The Works of the Rev. Jonathan Swift/Volume 13/From Jonathan Swift to Miss Hoadly - 1
TO MISS HOADLY.
JUNE 4th, 1734.
WHEN I lived in England, once every year I issued out an edict, commanding that all ladies of wit, sense, merit and quality, who had an ambition to be acquainted with me, should make the first advances at their peril; which edict, you may believe, was universally obeyed. When (much against my will) I came to live in this kingdom, I published the same edict; only, the harvest here being not altogether so plentiful, I confined myself to a smaller compass. This made me often wonder how you came so long to neglect your duty; for, if you pretend ignorance, I may produce legal witnesses against you.

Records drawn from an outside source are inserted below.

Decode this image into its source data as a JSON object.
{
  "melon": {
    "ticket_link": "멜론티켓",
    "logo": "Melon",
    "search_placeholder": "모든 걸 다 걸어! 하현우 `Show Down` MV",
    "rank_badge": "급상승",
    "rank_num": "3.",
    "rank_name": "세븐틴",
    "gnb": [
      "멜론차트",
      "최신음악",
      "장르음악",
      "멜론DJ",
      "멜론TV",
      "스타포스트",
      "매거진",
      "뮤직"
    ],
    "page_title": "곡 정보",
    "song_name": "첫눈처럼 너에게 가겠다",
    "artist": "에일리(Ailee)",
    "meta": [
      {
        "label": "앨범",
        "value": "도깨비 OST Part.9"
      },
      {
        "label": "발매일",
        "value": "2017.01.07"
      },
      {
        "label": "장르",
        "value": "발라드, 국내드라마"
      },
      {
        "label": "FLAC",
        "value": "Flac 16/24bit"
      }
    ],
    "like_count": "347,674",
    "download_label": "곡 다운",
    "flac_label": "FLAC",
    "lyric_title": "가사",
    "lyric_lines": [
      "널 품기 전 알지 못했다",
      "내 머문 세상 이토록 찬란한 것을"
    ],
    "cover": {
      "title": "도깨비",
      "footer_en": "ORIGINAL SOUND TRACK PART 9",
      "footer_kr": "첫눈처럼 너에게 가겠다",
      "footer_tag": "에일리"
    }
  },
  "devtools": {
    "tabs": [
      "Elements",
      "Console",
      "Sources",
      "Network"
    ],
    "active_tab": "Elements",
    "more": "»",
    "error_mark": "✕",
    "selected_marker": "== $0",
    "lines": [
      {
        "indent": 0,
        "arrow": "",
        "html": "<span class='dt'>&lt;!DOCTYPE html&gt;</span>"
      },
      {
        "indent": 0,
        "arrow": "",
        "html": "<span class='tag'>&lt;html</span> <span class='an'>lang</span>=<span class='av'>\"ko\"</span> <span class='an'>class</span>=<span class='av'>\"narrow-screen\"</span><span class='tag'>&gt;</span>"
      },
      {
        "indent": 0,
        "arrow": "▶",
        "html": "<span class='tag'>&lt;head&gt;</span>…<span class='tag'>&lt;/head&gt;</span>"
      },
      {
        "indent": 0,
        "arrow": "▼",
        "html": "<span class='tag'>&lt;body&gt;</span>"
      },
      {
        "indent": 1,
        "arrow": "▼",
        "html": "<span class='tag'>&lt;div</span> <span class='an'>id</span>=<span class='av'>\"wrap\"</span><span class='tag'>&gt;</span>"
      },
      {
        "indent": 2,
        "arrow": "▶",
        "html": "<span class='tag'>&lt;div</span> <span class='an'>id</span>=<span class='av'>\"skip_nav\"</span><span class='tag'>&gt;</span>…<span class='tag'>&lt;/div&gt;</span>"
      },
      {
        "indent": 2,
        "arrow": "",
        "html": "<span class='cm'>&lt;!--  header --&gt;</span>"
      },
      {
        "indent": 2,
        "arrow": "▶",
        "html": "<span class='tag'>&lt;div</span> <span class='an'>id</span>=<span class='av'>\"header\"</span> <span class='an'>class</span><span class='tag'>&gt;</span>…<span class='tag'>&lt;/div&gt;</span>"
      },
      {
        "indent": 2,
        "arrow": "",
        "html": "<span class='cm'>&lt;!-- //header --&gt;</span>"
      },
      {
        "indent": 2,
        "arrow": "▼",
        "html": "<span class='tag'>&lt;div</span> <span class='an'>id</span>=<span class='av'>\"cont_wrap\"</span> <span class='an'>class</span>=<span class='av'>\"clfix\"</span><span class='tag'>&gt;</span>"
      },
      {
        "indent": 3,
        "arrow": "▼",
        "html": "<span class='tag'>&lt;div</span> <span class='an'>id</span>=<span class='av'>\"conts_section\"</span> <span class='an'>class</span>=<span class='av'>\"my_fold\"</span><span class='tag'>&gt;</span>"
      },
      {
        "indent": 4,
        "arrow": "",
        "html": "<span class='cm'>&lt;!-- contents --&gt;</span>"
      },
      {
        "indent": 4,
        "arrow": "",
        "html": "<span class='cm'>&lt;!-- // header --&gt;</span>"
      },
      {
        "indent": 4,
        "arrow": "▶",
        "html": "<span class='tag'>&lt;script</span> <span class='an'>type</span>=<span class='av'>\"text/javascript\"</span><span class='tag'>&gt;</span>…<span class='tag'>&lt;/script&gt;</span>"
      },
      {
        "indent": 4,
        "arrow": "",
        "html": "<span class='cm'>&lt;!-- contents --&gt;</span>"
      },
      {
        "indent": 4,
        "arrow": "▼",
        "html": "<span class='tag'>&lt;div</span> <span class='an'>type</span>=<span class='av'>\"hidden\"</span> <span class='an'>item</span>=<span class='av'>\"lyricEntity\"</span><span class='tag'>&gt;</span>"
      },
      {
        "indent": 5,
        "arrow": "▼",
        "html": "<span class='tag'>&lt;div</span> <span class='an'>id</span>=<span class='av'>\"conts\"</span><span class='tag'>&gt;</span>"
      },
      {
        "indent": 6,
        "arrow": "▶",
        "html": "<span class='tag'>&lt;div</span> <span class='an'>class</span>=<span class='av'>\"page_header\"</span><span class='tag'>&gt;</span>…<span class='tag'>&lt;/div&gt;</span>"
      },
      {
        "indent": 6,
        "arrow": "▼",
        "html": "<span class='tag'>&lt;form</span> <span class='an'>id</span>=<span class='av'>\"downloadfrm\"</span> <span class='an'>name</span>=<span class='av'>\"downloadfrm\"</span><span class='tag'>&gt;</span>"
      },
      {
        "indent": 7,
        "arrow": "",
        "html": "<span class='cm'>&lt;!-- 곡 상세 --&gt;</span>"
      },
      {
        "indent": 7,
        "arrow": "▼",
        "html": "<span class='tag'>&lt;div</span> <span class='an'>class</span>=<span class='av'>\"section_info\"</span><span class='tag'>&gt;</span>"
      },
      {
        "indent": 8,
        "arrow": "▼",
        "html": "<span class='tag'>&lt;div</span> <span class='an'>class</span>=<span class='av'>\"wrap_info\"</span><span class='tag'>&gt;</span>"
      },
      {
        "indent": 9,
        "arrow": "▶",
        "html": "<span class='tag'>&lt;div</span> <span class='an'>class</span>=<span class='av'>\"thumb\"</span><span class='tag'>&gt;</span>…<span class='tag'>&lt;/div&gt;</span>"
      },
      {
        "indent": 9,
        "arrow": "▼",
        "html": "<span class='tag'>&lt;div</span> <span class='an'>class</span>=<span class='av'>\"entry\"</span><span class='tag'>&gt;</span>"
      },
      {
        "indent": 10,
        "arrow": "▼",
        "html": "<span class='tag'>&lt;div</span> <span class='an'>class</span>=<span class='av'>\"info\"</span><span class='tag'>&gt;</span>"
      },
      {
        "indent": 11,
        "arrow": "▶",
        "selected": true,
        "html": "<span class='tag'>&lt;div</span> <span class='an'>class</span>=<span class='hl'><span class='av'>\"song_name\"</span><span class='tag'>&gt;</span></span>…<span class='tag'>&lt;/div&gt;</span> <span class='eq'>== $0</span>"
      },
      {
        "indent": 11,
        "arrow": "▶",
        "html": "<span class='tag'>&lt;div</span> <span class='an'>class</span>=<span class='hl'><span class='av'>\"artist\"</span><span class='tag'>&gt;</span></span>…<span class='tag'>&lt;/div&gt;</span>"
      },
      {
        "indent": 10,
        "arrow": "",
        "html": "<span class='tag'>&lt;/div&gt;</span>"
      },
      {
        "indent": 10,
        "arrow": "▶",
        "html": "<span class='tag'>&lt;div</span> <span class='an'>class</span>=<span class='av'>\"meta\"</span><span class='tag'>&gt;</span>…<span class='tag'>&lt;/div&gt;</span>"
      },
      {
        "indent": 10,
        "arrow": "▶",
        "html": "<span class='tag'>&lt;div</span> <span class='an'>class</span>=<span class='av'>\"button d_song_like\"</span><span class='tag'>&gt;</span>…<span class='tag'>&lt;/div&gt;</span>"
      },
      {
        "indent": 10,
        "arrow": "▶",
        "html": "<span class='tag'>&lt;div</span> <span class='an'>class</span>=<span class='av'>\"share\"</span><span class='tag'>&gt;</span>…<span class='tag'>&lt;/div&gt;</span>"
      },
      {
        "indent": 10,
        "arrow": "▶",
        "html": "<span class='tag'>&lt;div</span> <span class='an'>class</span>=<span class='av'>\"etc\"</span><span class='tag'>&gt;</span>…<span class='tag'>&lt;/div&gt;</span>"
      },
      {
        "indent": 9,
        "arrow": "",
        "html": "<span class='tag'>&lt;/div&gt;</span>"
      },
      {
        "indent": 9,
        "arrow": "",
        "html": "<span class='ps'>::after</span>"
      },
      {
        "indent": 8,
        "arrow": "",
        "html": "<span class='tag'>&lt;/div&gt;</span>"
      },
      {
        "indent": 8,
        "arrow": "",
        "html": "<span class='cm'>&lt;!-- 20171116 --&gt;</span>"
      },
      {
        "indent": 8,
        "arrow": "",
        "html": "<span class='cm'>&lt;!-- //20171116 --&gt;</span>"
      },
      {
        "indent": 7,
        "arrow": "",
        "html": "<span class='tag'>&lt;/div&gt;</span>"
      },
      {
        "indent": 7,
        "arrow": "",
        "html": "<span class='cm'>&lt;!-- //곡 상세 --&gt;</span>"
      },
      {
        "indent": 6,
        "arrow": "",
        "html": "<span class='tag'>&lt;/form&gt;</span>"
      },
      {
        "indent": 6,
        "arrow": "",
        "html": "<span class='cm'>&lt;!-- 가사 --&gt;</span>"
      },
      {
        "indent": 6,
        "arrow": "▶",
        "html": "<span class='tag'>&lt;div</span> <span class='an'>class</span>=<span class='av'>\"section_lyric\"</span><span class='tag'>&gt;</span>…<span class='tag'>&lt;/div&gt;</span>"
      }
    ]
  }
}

I have heard of a judge bribed with a pig, but it was discovered by the squeaking; and therefore, you have been so politick as to send me a dead one, which can tell no tales. Your present of butter was made with the same design, as a known court practice, to grease my fist that I might keep silence. These are great offences, contrived on purpose to corrupt my integrity. And besides I apprehend, that if I should wait on you to return my thanks, you will deny that the pig and butter were any advances at all on your side, and give out that I made them first; by which I may endanger the fundamental privilege that I have kept so many years in two kingdoms, at least make it a point of controversy. However, I have two ways to be revenged: first, I will let all the ladies of my acquaintance know, that you, the sole daughter and child of his grace of Dublin, are so mean as to descend to understand housewifery; which every girl of this town, who can afford six-pence a month for a chair, would scorn to be thought to have the least knowledge in; and this will give you as ill a reputation, as if you had been caught in the fact of reading a history, or handling a needle, or working in a field at Tallagh. My other revenge shall be this; when my lord's gentleman delivered his message, after I put him some questions, he drew out a paper containing your directions, and in your hand: I said it properly belonged to me; and, when I had read it, I put it in my pocket, and am ready to swear, when lawfully called, that it is written in a fair hand, rightly spelt, and good plain sense. You now may see I have you at mercy; for, upon the least offence given, I will show the paper to every female scrawler I meet, who will soon spread about the town, that your writing and spelling are ungenteel and unfashionable, more like a parson than a lady.
I suppose, by this time, you are willing to submit; and therefore, I desire you may stint me to two china bowls of butter a week; for my breakfast is that of a sickly man, rice gruel; and I am wholly a stranger to tea and coffee, the companions of bread and butter. I received my third bowl last night, and I think my second is almost entire. I hope and believe my lord archbishop will teach his neighbouring tenants and farmers a little English country management: and I lay it upon you, madam, to bring housewifery in fashion among our ladies; that, by your example, they may no longer pride themselves on their natural or affected ignorance. I am, with the truest respect and esteem,
Your most obedient
and obliged, &c.